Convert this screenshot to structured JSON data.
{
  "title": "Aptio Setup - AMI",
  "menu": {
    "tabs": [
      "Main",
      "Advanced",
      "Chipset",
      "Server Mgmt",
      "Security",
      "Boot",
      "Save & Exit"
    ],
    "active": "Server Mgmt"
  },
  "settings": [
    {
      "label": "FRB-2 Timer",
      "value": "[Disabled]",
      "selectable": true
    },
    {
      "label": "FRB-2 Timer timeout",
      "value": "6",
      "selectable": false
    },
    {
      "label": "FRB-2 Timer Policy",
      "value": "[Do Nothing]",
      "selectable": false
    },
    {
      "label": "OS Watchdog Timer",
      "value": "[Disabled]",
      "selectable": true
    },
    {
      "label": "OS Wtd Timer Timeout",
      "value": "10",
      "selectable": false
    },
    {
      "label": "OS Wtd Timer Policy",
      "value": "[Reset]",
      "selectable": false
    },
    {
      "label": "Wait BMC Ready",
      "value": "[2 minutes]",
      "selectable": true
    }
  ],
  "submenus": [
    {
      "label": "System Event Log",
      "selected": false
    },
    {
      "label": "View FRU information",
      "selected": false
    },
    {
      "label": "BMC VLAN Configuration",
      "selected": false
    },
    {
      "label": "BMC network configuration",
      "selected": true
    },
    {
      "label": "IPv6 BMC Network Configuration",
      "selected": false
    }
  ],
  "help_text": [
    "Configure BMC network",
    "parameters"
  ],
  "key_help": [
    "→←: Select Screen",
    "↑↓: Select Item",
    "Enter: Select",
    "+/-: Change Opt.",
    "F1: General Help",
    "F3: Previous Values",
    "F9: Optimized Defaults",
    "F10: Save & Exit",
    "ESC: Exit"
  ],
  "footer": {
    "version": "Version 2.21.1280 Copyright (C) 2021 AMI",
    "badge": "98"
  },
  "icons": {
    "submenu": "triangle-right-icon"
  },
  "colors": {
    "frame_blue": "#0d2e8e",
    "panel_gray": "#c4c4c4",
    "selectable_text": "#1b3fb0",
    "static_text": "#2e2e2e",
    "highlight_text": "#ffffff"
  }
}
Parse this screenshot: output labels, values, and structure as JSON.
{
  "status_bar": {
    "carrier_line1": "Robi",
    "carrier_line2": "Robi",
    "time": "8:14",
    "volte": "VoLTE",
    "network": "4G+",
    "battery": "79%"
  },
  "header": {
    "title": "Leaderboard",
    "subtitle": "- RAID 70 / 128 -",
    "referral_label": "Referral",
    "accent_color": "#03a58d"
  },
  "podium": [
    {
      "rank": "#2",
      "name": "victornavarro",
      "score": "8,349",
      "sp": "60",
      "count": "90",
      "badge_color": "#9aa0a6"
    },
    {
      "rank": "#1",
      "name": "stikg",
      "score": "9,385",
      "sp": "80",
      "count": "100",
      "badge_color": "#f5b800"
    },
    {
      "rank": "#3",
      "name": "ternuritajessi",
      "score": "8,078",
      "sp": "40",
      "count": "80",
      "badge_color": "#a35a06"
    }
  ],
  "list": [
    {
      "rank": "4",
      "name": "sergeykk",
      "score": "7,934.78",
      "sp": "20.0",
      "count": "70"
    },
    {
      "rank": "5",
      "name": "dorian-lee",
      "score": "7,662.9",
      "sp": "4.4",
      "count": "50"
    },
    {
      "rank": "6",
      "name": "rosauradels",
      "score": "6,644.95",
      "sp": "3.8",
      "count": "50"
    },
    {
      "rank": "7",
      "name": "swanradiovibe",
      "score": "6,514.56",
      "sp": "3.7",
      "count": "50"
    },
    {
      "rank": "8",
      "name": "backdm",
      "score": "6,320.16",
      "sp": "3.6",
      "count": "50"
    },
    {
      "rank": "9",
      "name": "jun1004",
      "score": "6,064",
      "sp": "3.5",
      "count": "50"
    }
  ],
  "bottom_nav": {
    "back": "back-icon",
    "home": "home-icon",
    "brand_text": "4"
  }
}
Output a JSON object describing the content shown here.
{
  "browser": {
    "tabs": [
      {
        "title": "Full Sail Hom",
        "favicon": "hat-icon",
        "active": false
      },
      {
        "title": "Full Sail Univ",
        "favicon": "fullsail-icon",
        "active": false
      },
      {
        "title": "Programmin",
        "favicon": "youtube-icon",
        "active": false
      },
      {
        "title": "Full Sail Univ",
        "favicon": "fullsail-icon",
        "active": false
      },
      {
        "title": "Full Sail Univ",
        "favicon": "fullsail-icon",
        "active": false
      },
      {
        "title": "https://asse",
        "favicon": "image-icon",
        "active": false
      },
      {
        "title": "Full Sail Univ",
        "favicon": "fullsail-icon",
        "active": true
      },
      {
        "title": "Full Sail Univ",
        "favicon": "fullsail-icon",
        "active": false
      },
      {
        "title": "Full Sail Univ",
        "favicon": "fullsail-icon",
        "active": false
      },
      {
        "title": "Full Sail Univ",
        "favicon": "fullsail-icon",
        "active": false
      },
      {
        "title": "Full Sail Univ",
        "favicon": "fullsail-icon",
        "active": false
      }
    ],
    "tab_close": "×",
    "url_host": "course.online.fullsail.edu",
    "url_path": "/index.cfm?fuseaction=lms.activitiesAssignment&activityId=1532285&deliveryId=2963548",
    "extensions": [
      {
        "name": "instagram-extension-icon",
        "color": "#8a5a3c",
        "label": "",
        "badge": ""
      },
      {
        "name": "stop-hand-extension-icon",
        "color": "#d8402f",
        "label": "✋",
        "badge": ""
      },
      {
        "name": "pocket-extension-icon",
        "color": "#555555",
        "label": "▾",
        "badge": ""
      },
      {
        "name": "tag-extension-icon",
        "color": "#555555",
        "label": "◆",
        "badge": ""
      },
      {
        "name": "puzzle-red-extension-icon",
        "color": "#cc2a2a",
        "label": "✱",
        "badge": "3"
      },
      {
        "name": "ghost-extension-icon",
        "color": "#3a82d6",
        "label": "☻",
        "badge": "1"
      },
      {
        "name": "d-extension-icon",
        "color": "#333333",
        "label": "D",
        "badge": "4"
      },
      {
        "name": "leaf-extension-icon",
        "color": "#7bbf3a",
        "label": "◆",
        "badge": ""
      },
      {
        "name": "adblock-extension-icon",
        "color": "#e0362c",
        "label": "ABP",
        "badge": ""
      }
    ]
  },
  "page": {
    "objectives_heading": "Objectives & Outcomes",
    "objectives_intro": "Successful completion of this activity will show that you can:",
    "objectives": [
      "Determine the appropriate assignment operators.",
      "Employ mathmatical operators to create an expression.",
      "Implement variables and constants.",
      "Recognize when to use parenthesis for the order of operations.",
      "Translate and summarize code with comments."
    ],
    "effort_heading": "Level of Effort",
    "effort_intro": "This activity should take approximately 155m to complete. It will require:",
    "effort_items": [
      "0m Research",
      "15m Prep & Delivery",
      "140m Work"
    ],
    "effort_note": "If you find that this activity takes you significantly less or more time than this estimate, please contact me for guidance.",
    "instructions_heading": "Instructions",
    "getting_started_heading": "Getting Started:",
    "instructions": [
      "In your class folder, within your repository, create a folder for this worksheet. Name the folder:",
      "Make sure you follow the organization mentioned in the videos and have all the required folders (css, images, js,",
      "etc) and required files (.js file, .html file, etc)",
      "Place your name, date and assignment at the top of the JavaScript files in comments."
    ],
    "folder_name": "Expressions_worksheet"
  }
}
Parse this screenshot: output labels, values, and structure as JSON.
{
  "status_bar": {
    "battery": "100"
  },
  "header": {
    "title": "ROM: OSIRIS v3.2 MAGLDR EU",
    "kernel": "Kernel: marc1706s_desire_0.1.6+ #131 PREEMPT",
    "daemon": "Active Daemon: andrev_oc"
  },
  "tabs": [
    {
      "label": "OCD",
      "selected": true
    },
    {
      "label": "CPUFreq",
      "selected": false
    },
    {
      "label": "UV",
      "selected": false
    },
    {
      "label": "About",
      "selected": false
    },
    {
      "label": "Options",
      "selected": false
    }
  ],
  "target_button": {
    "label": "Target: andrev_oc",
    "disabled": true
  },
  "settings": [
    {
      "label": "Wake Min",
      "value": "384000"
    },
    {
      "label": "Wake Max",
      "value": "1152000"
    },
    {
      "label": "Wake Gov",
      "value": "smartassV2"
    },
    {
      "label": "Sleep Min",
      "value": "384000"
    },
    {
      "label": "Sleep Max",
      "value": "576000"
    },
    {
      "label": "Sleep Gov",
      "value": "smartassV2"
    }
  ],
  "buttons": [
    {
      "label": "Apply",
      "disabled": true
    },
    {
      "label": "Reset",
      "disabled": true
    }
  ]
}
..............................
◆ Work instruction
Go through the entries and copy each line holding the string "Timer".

◆ Result for this exercise
      "label": "FRB-2 Timer",
      "label": "FRB-2 Timer timeout",
      "label": "FRB-2 Timer Policy",
      "label": "OS Watchdog Timer",
      "label": "OS Wtd Timer Timeout",
      "label": "OS Wtd Timer Policy",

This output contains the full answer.